Link: GAO Decision
Protestor: McTech Corporation
Agency: Department of the Army
Disposition: Protest Denied.
- Agency reasonably concluded that the protester had an organizational conflict of interest and properly eliminated it from the competition under a solicitation for the award of a construction contract, where the agency found that the close relationship between the protester and the designer of the construction project constituted an apparent conflict of interest that created the appearance of an unfair competitive advantage.
- Protester’s contention that information not considered by the contracting officer in the initial determination that the protester had an organizational conflict of interest (OCI) cannot be considered by GAO in resolving a protest challenging this determination is denied because an agency may provide further information and analysis regarding the existence of an OCI at any time during the course of a protest, and GAO will consider such information in determining whether the contracting officer’s OCI determination is reasonable
General Counsel P.C. Highlight:
McTech Corporation protested its exclusion from the competition for a contract for the construction of dormitories, a conference center, and related improvements to the Department of Homeland Security’s (DHS) Training Center in Harpers Ferry, West Virginia. The agency excluded McTech from competition on the grounds that it had an organizational conflict of interest (OCI) based on its ties to BrooAlexa Design Joint Venture LLC, the designer of the facilities. McTech had previously entered into a series of six joint ventures with BrooAlexa LLC, which had the exclusive control of BrooAlexa Design Joint Venture LLC. Mr. X, who served as project manager for BrooAlexa Design Join Venture LLC on the DHS Training Center project, had previously signed several documents on behalf of BrooAlexa LLC.
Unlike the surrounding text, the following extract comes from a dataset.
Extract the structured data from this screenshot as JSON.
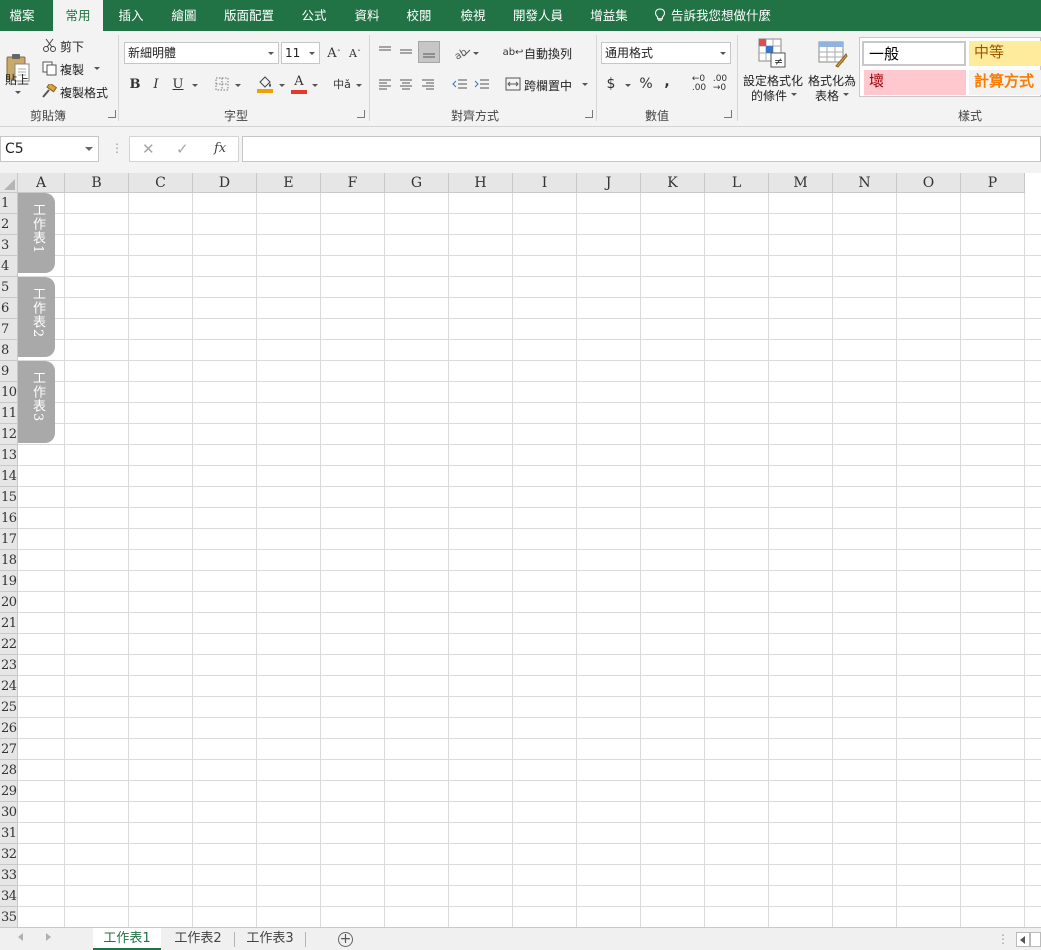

Noting first that the examples of impermissible OCIs which appear in the FAR are not exclusive, the GAO stated that it would only overturn an agency’s OCI determination if it was not reasonable. It found that, given the shared address between BrooAlexa LLC and BrooAlexa Design Joint Venture LLC, and BrooAlexa LLC’s management and control of BrooAlexa Design Joint Venture LLC, the CO’s conclusion that the two entities were affiliated was reasonable. The CO had then considered the number of joint ventures between McTech and BrooAlexa LLC, along with the entities’ mentor-protégé relationship, and determined there was a close alignment between the two which indicated a significant OCI. The GAO found the CO had reasonably excluded McTech from the competition given its close relationship with the designer of the construction project, which would otherwise have created the appearance of an unfair advantage that could compromise the integrity of the procurement process.
When a contractor enters into a joint venture with other firms, it must carefully consider the potential impact of that joint venture on future projects. The more two firms work together over a period of time, the greater the chance that a CO will consider the possibility of an OCI. Although OCI determinations are highly fact specific, the more access employees of either firm have to the facilities and files of the other, the more red flags will be raised. Contractors should have a clear OCI policy in place, and should design any joint venture in a way that will limit the likelihood that employees of either participant will be exposed to information that could harm their employer in procurements down the road.